Judging from what actually makes it to the prime-time line-up â€“ I mean, a remake of Melrose Place?! â€“ it might be hard to imagine how difficult it is to break into television, especially for independent television producers. That is the reason why the New York Television Festival was created in 2005, and why they sponsor an Independent Pilot Competition.
This year at the fifth annual New York Television Festival, the 37 television pilots (see right, and below) that were chosen out of some 300 submissions will be screened for free throughout the week of the festival. (You can also watch excerpts of them on their YouTube channel.)
The independent television festival is modeled on the many independent film festivals. (Coincidentally or not, NYTVF occurs in part during the same time as the 31st annual Independent Film Week, which occurs from September 19th to September 24th and is not open to the public.) The TV festival, which will be held mostly at New World Stages on 50th Street off Eighth Avenue,
but also at the Paley Center for Media http: and at The Times Center, includes on its schedule several sneak previews of network TV shows — two new fall comedy series from ABC, “Modern Family” and “Cougar Town” and the ABC drama â€œFlashforwardâ€; Fox’s “Family Guy” spin-off “The Cleveland Show; ION Television’s â€œDurham County.” There will also be short films submitted by filmmakers across the country, some of whom will be awarded various plums (such as a â€œpilot script dealâ€) by NBC Universal in a program called â€œShort Cuts.â€ (perhaps a pun?)

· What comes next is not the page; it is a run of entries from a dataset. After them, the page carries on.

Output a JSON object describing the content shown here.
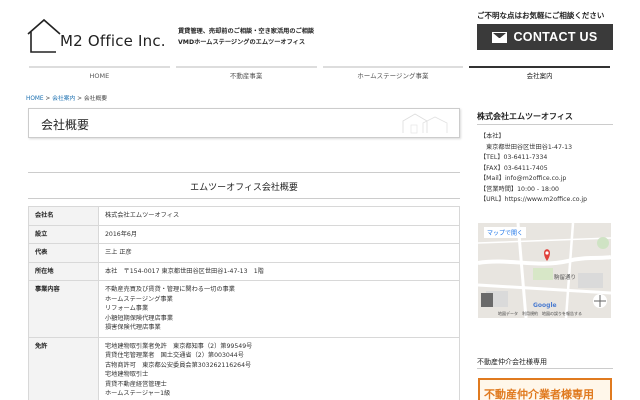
{
  "header": {
    "logo_text": "M2 Office Inc.",
    "tagline_1": "賃貸管理、売却前のご相談・空き家活用のご相談",
    "tagline_2": "VMDホームステージングのエムツーオフィス",
    "contact_note": "ご不明な点はお気軽にご相談ください",
    "contact_button": "CONTACT US"
  },
  "nav": [
    {
      "label": "HOME"
    },
    {
      "label": "不動産事業"
    },
    {
      "label": "ホームステージング事業"
    },
    {
      "label": "会社案内"
    }
  ],
  "breadcrumb": {
    "home": "HOME",
    "sep1": " > ",
    "mid": "会社案内",
    "sep2": " > ",
    "current": "会社概要"
  },
  "page_title": "会社概要",
  "section_title": "エムツーオフィス会社概要",
  "table": [
    {
      "key": "会社名",
      "lines": [
        "株式会社エムツーオフィス"
      ]
    },
    {
      "key": "設立",
      "lines": [
        "2016年6月"
      ]
    },
    {
      "key": "代表",
      "lines": [
        "三上 正彦"
      ]
    },
    {
      "key": "所在地",
      "lines": [
        "本社　〒154-0017 東京都世田谷区世田谷1-47-13　1階"
      ]
    },
    {
      "key": "事業内容",
      "lines": [
        "不動産売買及び賃貸・管理に関わる一切の事業",
        "ホームステージング事業",
        "リフォーム事業",
        "小額短期保険代理店事業",
        "損害保険代理店事業"
      ]
    },
    {
      "key": "免許",
      "lines": [
        "宅地建物取引業者免許　東京都知事（2）第99549号",
        "賃貸住宅管理業者　国土交通省（2）第003044号",
        "古物商許可　東京都公安委員会第303262116264号",
        "宅地建物取引士",
        "賃貸不動産経営管理士",
        "ホームステージャー1級"
      ]
    }
  ],
  "sidebar": {
    "company_name": "株式会社エムツーオフィス",
    "info": [
      {
        "text": "【本社】",
        "indent": false
      },
      {
        "text": "東京都世田谷区世田谷1-47-13",
        "indent": true
      },
      {
        "text": "【TEL】03-6411-7334",
        "indent": false
      },
      {
        "text": "【FAX】03-6411-7405",
        "indent": false
      },
      {
        "text": "【Mail】info@m2office.co.jp",
        "indent": false
      },
      {
        "text": "【営業時間】10:00 - 18:00",
        "indent": false
      },
      {
        "text": "【URL】https://www.m2office.co.jp",
        "indent": false
      }
    ],
    "map": {
      "open_label": "マップで開く",
      "road_label": "駒留通り",
      "attribution": "地図データ　利用規約　地図の誤りを報告する",
      "brand": "Google"
    },
    "section2_title": "不動産仲介会社様専用",
    "banner_text": "不動産仲介業者様専用"
  }
}
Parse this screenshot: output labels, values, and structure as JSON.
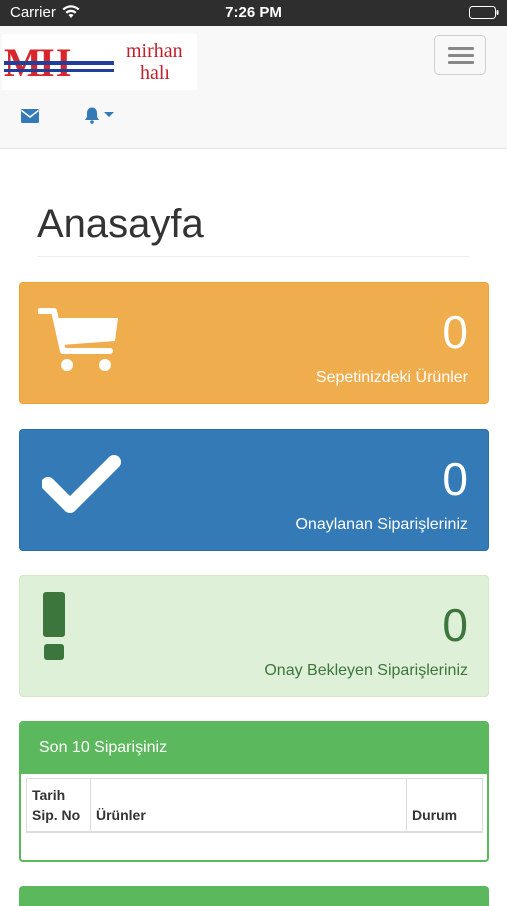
{
  "status_bar": {
    "carrier": "Carrier",
    "time": "7:26 PM"
  },
  "navbar": {
    "logo_mark": "MH",
    "brand_line1": "mirhan",
    "brand_line2": "halı"
  },
  "page": {
    "title": "Anasayfa"
  },
  "panels": [
    {
      "count": "0",
      "label": "Sepetinizdeki Ürünler",
      "icon": "cart-icon",
      "color": "#f0ad4e"
    },
    {
      "count": "0",
      "label": "Onaylanan Siparişleriniz",
      "icon": "check-icon",
      "color": "#337ab7"
    },
    {
      "count": "0",
      "label": "Onay Bekleyen Siparişleriniz",
      "icon": "exclamation-icon",
      "color": "#dff0d8"
    }
  ],
  "orders": {
    "title": "Son 10 Siparişiniz",
    "columns": {
      "date": "Tarih",
      "order_no": "Sip. No",
      "products": "Ürünler",
      "status": "Durum"
    }
  },
  "colors": {
    "accent_green": "#5cb85c",
    "brand_red": "#c21f2a",
    "brand_blue": "#1f3f9b"
  }
}
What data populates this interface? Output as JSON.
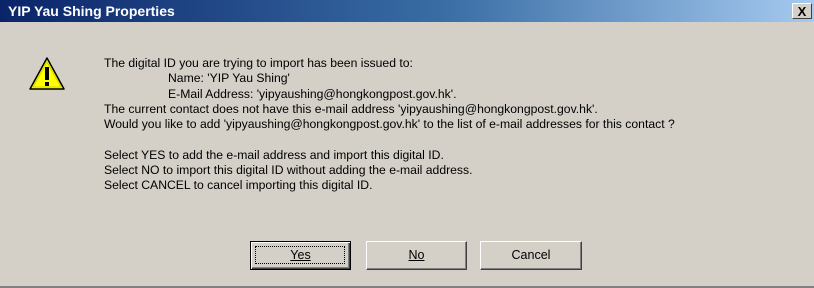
{
  "window": {
    "title": "YIP Yau Shing Properties",
    "close_label": "X"
  },
  "icon": "warning-icon",
  "message": {
    "line1": "The digital ID you are trying to import has been issued to:",
    "name_line": "Name: 'YIP Yau Shing'",
    "email_line": "E-Mail Address: 'yipyaushing@hongkongpost.gov.hk'.",
    "line4": "The current contact does not have this e-mail address 'yipyaushing@hongkongpost.gov.hk'.",
    "line5": "Would you like to add 'yipyaushing@hongkongpost.gov.hk' to the list of e-mail addresses for this contact ?",
    "line6": "Select YES to add the e-mail address and import this digital ID.",
    "line7": "Select NO to import this digital ID without adding the e-mail address.",
    "line8": "Select CANCEL to cancel importing this digital ID."
  },
  "buttons": {
    "yes": "Yes",
    "no": "No",
    "cancel": "Cancel"
  },
  "colors": {
    "titlebar_start": "#0a246a",
    "titlebar_end": "#a6caf0",
    "dialog_face": "#d4d0c8",
    "warning_yellow": "#ffff00"
  }
}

There will be a panel of New York Television Festival (NYTVF) alumni on â€œThe Indie Artist’s Guide to Producing a Pilotâ€ and another on â€œThe Future of Comedy.â€ One panel will include the writers for â€œ30 Rockâ€ (Saturday, September 26th at noon); another the writers of “The Late Show with David Letterman.” (Tuesday evening, September 22nd); another Illeana Douglas (pictured on the couch above) of the Web television series â€œEasy To Assemble.â€ (Wednesday, September 23rd at 12:30) There will also be a panel on interactive storytelling, aka Web Television.
Most of the events are free, and as added incentive, at several of the free screenings, Xbox 360s will be given to selected members of the audience, presumably in a fair, random selection process.
Some events cost money. A â€œpassâ€ for several events can run from $125 to $300. Who said TV was cheap?
(The independent television pilots pictured in this post, all of which will be screened during the festival and are up for awards, include (man without a shirt in top collage) “Leaving Bliss” (comedy) and (from top to bottom at right) “Around the Block” (reality show); “Blue Movies” (comedy); “Cost of Living” (“recession comedy”); “God & Co.” (animated comedy); “Johnny B. Homeless” (comedy); “Titsburg” (comedy); “Who’s The Baddest?” (reality); “Lost Cities” (mock travel))